I was really looking forward to today since we had booked two boat dives for this morning through the dive shop at the resort. I really enjoy boat diving so I kind of couldn’t wait for this morning to come. We got up bright and early to be at the boat, ready for the 8am departure.
Our first boat dive location was a dive site on Klein Bonaire named Hands Off. It’s Bonaire’s dive site M. From what we understand, Hands Off was originally designed to monitor the damage caused by divers on the reef. Now, the dive site offers boat divers a fascinating landscape, perfect for wide-angle, panorama views.
Also, the Hands Off dive marked my 50th dive since starting to scuba dive, which was pretty unbelievable and pretty awesome. The green turtle we saw at the end of the dive must have known it was a celebration dive, as he offered us a few good photos to commemorate the event.

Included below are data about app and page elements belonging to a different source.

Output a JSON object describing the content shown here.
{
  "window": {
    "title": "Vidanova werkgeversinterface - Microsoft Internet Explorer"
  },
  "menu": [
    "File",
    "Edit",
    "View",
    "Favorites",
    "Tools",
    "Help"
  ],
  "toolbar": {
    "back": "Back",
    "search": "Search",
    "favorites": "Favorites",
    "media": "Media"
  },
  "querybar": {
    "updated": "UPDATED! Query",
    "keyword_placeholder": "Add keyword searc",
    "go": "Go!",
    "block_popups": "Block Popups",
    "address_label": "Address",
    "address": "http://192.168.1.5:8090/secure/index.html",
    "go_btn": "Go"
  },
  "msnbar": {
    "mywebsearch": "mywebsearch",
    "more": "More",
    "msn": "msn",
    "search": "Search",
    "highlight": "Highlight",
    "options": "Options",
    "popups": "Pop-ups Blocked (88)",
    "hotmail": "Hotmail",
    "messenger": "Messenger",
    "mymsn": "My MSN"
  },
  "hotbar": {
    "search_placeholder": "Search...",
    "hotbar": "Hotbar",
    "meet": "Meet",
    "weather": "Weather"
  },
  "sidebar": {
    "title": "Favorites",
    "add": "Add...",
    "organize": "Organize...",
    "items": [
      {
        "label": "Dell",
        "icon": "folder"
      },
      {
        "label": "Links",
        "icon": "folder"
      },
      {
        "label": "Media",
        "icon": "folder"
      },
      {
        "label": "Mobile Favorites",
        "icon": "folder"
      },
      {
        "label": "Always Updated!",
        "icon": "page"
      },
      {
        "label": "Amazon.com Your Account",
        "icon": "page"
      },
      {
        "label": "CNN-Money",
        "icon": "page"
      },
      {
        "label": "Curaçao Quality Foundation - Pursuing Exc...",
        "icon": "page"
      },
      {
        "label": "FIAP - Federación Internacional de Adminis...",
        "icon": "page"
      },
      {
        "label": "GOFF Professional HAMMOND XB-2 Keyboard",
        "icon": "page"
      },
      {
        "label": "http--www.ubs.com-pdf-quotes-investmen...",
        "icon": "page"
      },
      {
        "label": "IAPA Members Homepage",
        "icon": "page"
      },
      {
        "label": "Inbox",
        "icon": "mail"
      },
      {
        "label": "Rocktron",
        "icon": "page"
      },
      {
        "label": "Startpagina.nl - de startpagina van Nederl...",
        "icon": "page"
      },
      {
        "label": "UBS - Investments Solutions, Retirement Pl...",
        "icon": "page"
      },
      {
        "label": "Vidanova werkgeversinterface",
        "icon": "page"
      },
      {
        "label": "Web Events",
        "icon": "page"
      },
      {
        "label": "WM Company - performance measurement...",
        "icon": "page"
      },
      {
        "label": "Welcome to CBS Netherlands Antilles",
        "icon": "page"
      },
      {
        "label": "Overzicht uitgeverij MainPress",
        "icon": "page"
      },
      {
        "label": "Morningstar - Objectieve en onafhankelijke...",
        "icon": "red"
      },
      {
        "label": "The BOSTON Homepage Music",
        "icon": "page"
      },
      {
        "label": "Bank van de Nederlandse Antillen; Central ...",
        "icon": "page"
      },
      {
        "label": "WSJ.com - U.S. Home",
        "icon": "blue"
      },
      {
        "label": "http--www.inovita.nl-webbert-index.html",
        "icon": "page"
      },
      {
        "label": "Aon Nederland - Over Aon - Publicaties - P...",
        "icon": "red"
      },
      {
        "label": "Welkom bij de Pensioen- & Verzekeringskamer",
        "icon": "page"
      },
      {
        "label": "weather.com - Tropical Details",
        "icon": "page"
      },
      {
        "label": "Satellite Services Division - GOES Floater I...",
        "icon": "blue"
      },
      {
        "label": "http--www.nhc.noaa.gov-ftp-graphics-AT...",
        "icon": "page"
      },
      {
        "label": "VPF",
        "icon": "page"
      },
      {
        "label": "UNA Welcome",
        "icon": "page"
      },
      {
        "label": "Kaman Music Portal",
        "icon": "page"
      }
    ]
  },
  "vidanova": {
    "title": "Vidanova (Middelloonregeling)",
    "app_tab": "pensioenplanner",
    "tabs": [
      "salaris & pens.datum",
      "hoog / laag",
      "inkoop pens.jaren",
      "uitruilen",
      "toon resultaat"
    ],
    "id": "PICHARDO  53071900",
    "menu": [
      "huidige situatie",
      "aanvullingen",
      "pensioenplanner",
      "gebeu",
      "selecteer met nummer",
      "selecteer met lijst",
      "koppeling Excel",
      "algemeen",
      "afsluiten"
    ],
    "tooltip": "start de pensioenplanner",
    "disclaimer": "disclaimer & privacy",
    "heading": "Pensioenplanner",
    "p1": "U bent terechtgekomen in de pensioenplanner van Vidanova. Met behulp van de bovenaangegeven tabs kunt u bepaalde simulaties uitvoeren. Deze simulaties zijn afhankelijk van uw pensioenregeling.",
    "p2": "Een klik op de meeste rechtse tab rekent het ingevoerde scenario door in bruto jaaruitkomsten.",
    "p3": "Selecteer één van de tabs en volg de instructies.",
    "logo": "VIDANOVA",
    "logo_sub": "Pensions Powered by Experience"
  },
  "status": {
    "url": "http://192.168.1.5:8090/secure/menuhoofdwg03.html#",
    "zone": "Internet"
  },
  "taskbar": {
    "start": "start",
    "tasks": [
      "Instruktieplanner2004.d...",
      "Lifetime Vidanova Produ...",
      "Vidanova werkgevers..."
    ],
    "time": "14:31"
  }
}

Our second boat dive site was a site that we dove last year but willingly took another crack at this year – Small Wall – Bonaire’s dive site #25. Small Wall gave us gorgeous views of the small and beautiful reef wall.
After lunch at the resort, we headed back into the water at the resort’s house reef, 18th Palm. Not surprisingly, Jon and Josh took their times, taking pictures of some easily-passed-over seacritters while I lazily followed, taking it all in.
This evening’s night dive was a plan that the guys had been putting together for the past few days. The plan was to night dive at 1000 Steps. The guys would dive while the girls waited on the beach, with some surface marker lights to make sure that everyone that got in the water, found their way to shore in the darkness.
Josh’s commentary about the 1000 Steps night dive: “It was a very cool night dive and the preparation and planning paid off. We had to cut the dive a little short due to some unexpected current heading in the opposite direction than we had anticipated.” (The backup plan was that the girls on shore would be alert for an SMB popped to the surface with a strobe light in it. If the SMB and strobe light appeared, that was signal that we needed to get in the truck and drive north, to the next dive site, to collect the guys because the current would take them there to exit. When the guys discovered that the current was actually pushing them south instead of north, they wisely figured that the girls wouldn’t deviate from the established plan to drive north to pick them up, not south. Good call, guys, we would not have driven south, no matter which way the SMB and strobe light were heading.)